The Government has been working on a war footing to promote a digital and cashless economy. These include –

  • Approval of the Pradhan Mantri Digital Saksharta Abhiyaan (PMGDISHA) to make 6 crore rural households digitally literate.
  • Organizing scores of Digi Dhan Melas to create awareness among people to use digital means for payments
  • Initiation from NITI Aayog for schemes such as Lucky Grahak Yojna and Digidhan vyapar yojana to use BHIM (Bharat Interface for Money) app for digital payments.
  • Many ministers of the Union Government have themselves taken the lead to promote it and urged people to go digital.

Such positive steps by the Government are laudable and present a strong case for India’s effort at going digital.

According to Indian Council for Research on International Economic Relations (ICRIER) Survey, if mobile penetration increases by 10% then GDP would increase by 1.2%. If broadband connection increases by 10% then GDP would rise by 2.7%. If all the Government services are provided through mobile phones then the GDP would increase by 3.2%.

The case for a digital India and it’s long term benefits are strong. The future of digital payments is very bright, and the numbers support it. India is experiencing a remarkable growth in digital payments. In 2015-16, a total of Rs. 4018 billion transacted through mobile banking as compared to Rs. 60 billion in 2012-13. The percentage of the digital payments through other modes is also increasing at a significant speed. We will surely witness a “digipay revolution” very soon as India has more than 100 crore active mobile connections and more than 22 crore smartphone users as of March 2016.

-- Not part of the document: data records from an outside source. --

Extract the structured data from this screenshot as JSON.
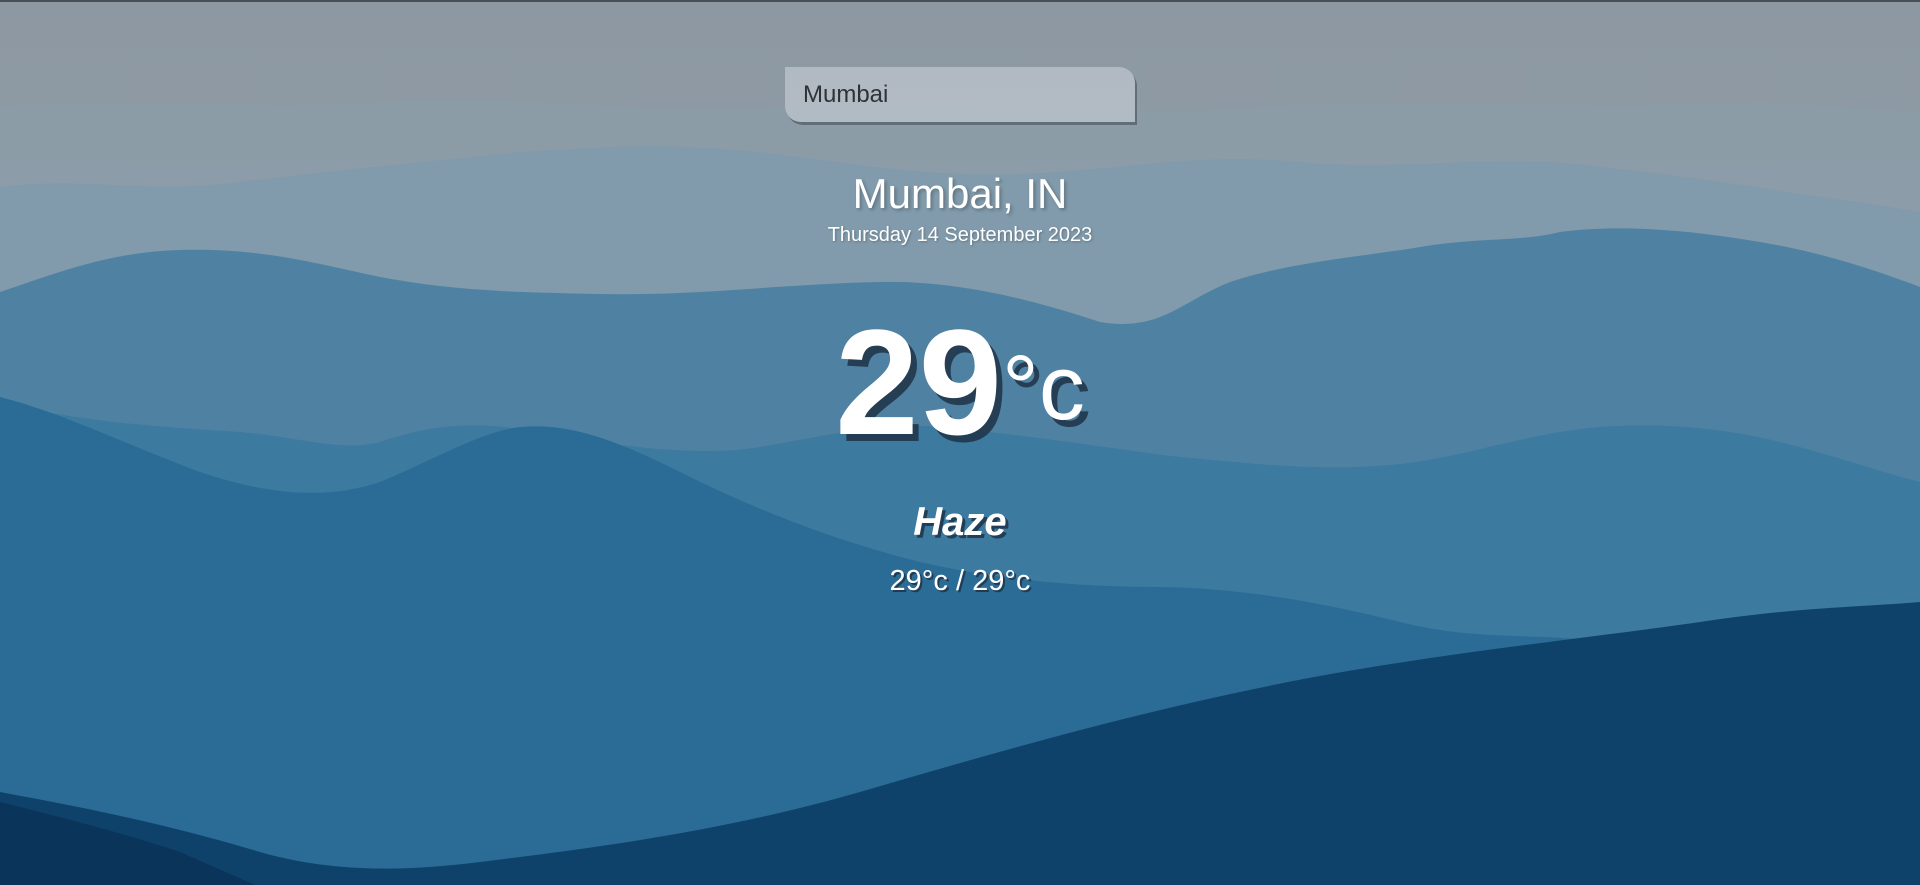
{
  "search": {
    "value": "Mumbai"
  },
  "weather": {
    "location": "Mumbai, IN",
    "date": "Thursday 14 September 2023",
    "temperature": "29",
    "unit": "°c",
    "condition": "Haze",
    "hi_lo": "29°c / 29°c"
  },
  "colors": {
    "sky": "#8e9ba6",
    "far_hills": "#7f9cae",
    "mid_hills": "#4d82a3",
    "near_hills": "#2a6e99",
    "front_hills": "#0d3f66",
    "text": "#ffffff"
  }
}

Abhishek Ranjan is a Research and Policy Analyst to Members of Parliament (MPs) Mr. Ninong Ering and Mr. Dilip Tirkey. He is also working as a Consultant to University of Chicago’s Delhi Center for Anubhav Lecture Series, and is a Policy Consultant for FinTech startup Credy. Earlier, he was a LAMP Fellow and graduated in Engineering from Manipal Institute of Technology.

India Budget 2017

The Finance Minister of India, Arun Jaitley, gave his annual Budget speech for 2017-18 today.

The Government is thinking seriously about pushing the economy into a “digital direction”. Here are some interesting announcements and observations related to digital payments –

  • Cash transactions above 3 lakh Rupees will become an offense
  • Target of 20 lakh Aadhaar based swipe machines by 2020
  • Demonetization will lower borrowing costs and increase access to credit
  • 125 lakh people downloaded BHIM app of the Government
  • Aadhaar Pay system to be launched soon
  • Service charge on e-tickets booked through IRCTC will be withdrawn.
  • Duty exempted on various POS machines and iris readers to encourage digital payments.
  • Proposal of creation of a six-member Payments Regulatory Board in the RBI.

Also, check out Budget highlights from The Hindu here.